- A clear statement on the role of a different heat technologies for different dwelling types in Ireland in future.
- Targets for deployment should be made in a number of different areas, for example at local and regional level, as well as national.
- Targets should also be segmented by different housing types (age, build etc.) and location (rural, small town, urban) and current fuel use.
- There should be consideration of the use of local or regional resources alongside improvement in supply chains and skills, and local knowledge and capacity to support uptake of low carbon heat.

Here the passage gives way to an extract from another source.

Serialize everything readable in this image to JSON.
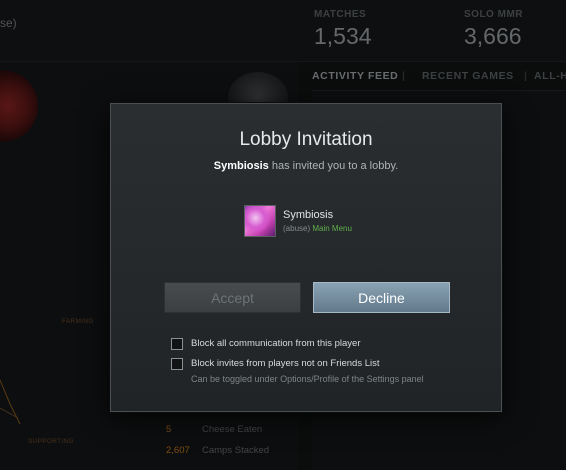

While it is important to pick ‘low hanging fruit’, in terms of focusing on those dwellings which are easiest to change, it is also essential that the issues for ‘hard to treat’ homes are addressed early rather than being left till the 2030 deadline approaches. A planned programme will provide more certainty and allow for more effective responses.
Conclusions – Enabling Uptake
In its recent report for Ireland the International Energy Agency (IEA) recommended that Ireland should develop a time bound roadmap for decarbonising the heat sector through energy efficiency and fuel switching. The roadmap should establish clear scenarios and milestones for phasing out fossil fuels.
It is important that the focus from the start is not just on the easiest wins (though of course these are important) but it is also necessary, early in the process of moving to a low carbon system, to also tackle some of the more ‘hard to treat’ or difficult to incentivise places, or at least develop guidance and a plan for the best options. It would be useful to have a phased approach across housing types, and locations with interim targets alongside the longer term strategic aims
Such a phased approach would provide clear strategic direction and confidence for industry and consumers allowing planned investment and avoiding a concentration of activity near the target date. It would also avoid a requirement for consumers to prematurely replace current heating systems.
 The Sustainable Energy Authority of Ireland (SEAI) work in this area shows various payback periods depending on house size and type for heat pumps over oil fired central heating. See more here: https://www.seai.ie/publications/Replacing-oil-boilers-with-heat-pump-household-economics-and-system-wide-impacts-Summary-document-.pdf
 This was also advocated in the responses to the Scottish consultation on low carbon heat https://www.gov.scot/publications/future-low-carbon-heat-gas-buildings-analysis-responses-call-evidence/